Tardigrades Could Be the First Animals Launched Into Interstellar Space

Sunday, 12 November 2017 - 1:41PM
Space
Weird Science
Sunday, 12 November 2017 - 1:41PM
Tardigrades Could Be the First Animals Launched Into Interstellar Space
Wikimedia Commons/Frank Fox/Mikro-Foto.de
Tardigrades, a species of microorganism often referred to as "water bears" or less commonly "moss piglets", are some of the most resilient animals alive, and can survive extreme heat, extreme cold, extreme radiation, extreme pressures, extremely low pressures, and many other extremes that would kill nearly anything else. 

This makes tardigrades uniquely suited to be explorers, if only one millimeter-long explorers (about 0.04 inches), and it just so happens that they can survive in zero-gravity environments like space. And if NASA's Starlight program works out, tardigrades will become the first creatures to travel beyond our solar system. 

The Starlight program's goal is to explore different possible ways in which interstellar travel to nearby solar systems could become a reality, and a current project of theirs involves concepts for a photon-driven, wafer-sized spacecraft which could be capable of moving at relativistic speeds approaching the speed of light. It's still very much in the drawing board stage, but plans are coming together.
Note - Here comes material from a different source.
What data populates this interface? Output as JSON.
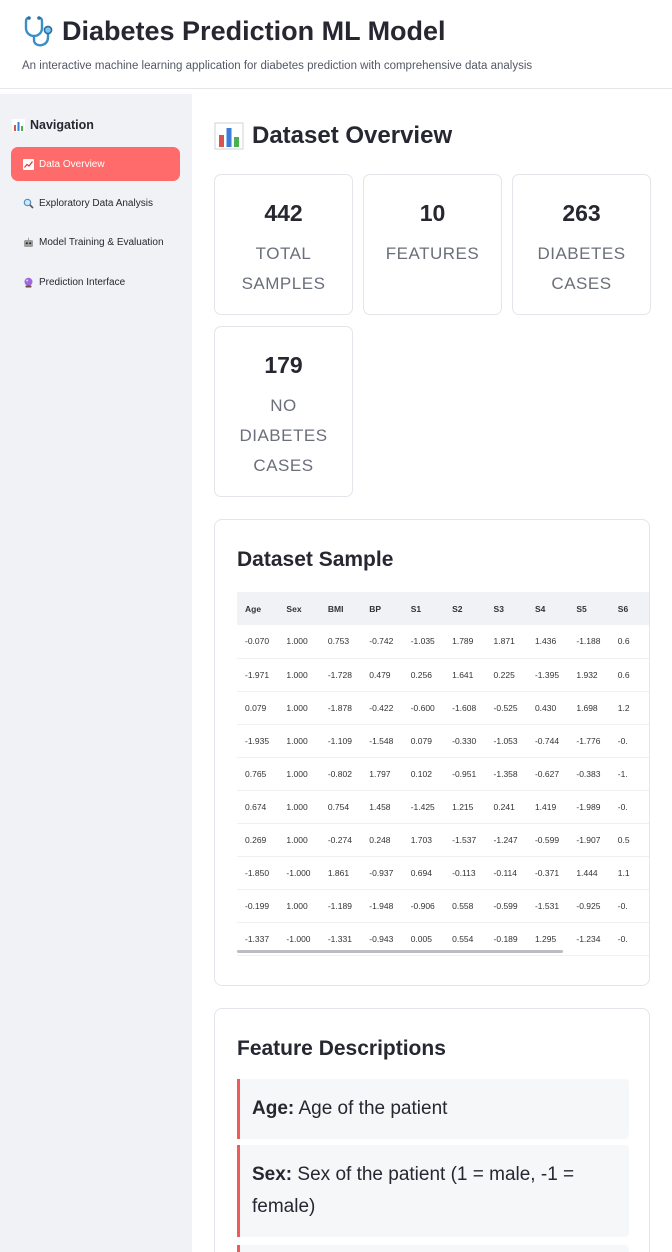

Such a small ship in such extreme conditions needs a fitting sort of passenger, and it should already be clear who that would be. According to Philip Lubin, head of the Starlight program at the University of California, Santa Barbara, tardigrades (as well as a similarly durable species of nematode called C. elegans) are their ideal crew for such a ship:

Opening quote
"We are developing the capability to test whether terrestrial life as we know it can exist in interstellar space by preparing small life-forms… C. elegans and radiation-resistant tardigrades… which are ideal candidates to be our first interstellar travelers."
Closing quote
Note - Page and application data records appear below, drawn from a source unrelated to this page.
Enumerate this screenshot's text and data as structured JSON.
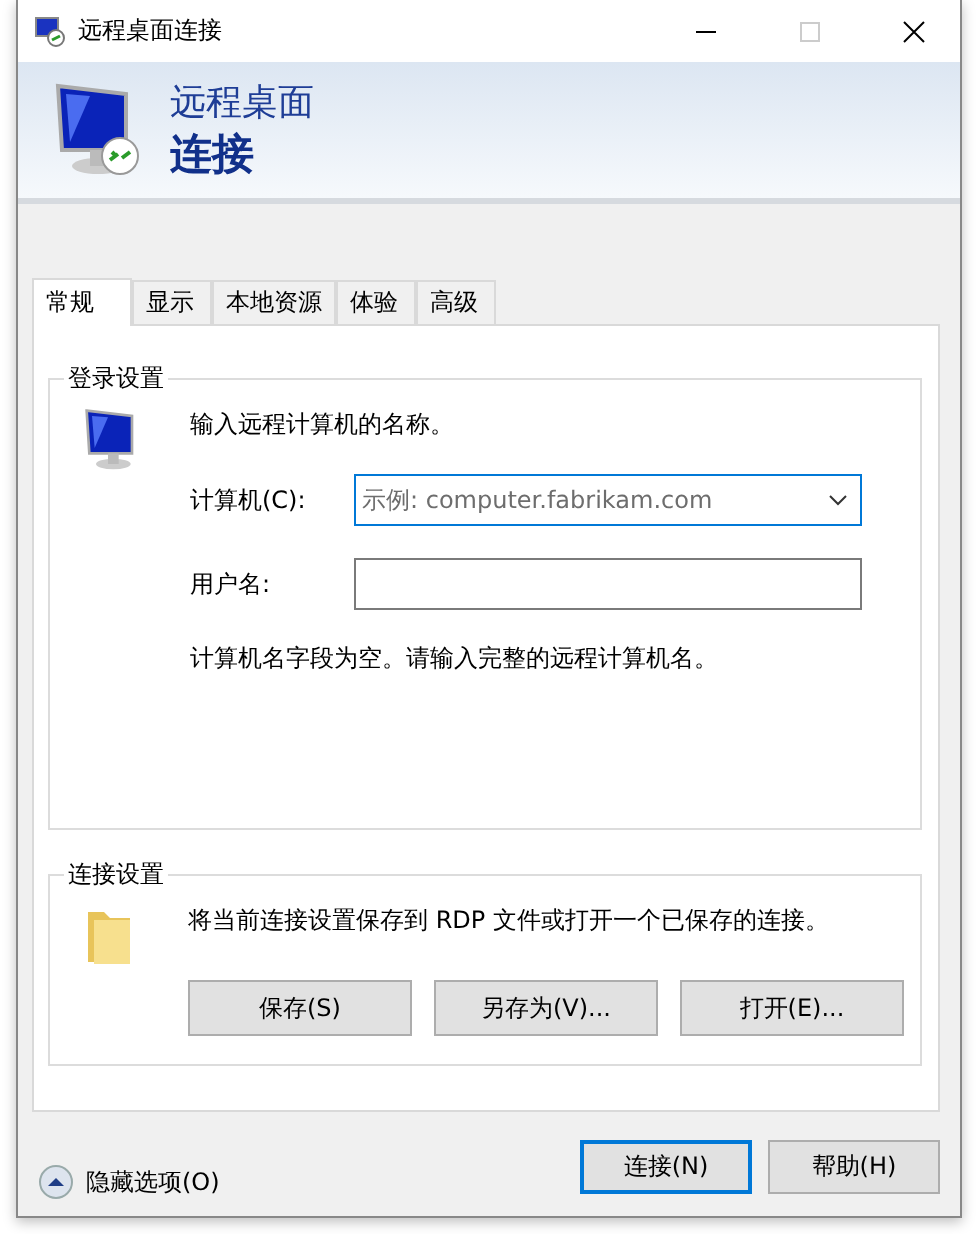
{
  "window": {
    "title": "远程桌面连接"
  },
  "banner": {
    "line1": "远程桌面",
    "line2": "连接"
  },
  "tabs": [
    {
      "label": "常规",
      "selected": true
    },
    {
      "label": "显示",
      "selected": false
    },
    {
      "label": "本地资源",
      "selected": false
    },
    {
      "label": "体验",
      "selected": false
    },
    {
      "label": "高级",
      "selected": false
    }
  ],
  "login_settings": {
    "title": "登录设置",
    "prompt": "输入远程计算机的名称。",
    "fields": [
      {
        "label": "计算机(C):",
        "placeholder": "示例: computer.fabrikam.com",
        "kind": "combo",
        "focused": true
      },
      {
        "label": "用户名:",
        "kind": "text",
        "focused": false
      }
    ],
    "hint": "计算机名字段为空。请输入完整的远程计算机名。"
  },
  "connection_settings": {
    "title": "连接设置",
    "description": "将当前连接设置保存到 RDP 文件或打开一个已保存的连接。",
    "buttons": [
      "保存(S)",
      "另存为(V)...",
      "打开(E)..."
    ]
  },
  "footer": {
    "toggle": "隐藏选项(O)",
    "buttons": [
      {
        "label": "连接(N)",
        "default": true
      },
      {
        "label": "帮助(H)",
        "default": false
      }
    ]
  }
}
It certainly helps that alongside that durability, tardigrades are able to withstand being near-completely dehydrated and frozen for long amounts of time, and then reawaken as if nothing out of the ordinary had just happened. That would be useful since this interstellar voyage would launch the tardigrades toward Alpha Centauri, a nearby star in which a trip which would take 20 years at even half the speed of light.

Assuming this trip takes even longer, tardigrades would still be able to survive it. And it helps that they're small enough for the journey, since at this stage in our technological advancement, even our conceptual ideas still require spacecrafts that fall short of human-sized.



The Starlight program's maiden tardigrade voyage is still some ways away from becoming a reality, and it could be at least a couple decades until an interstellar spacecraft with live organisms (at least, ones that are supposed to be there) is actually launched.

But Lubin, as well as plenty of other researchers at NASA, firmly believe that while not remotely easy or anywhere close to cheap, interstellar travel is absolutely possible.

It's just something we'll have to do in steps: send the tardigrades where no one has gone before, and eventually we'll be sending humans where no non-tardigrade has gone before.
Science
Science News
Space
Weird Science
No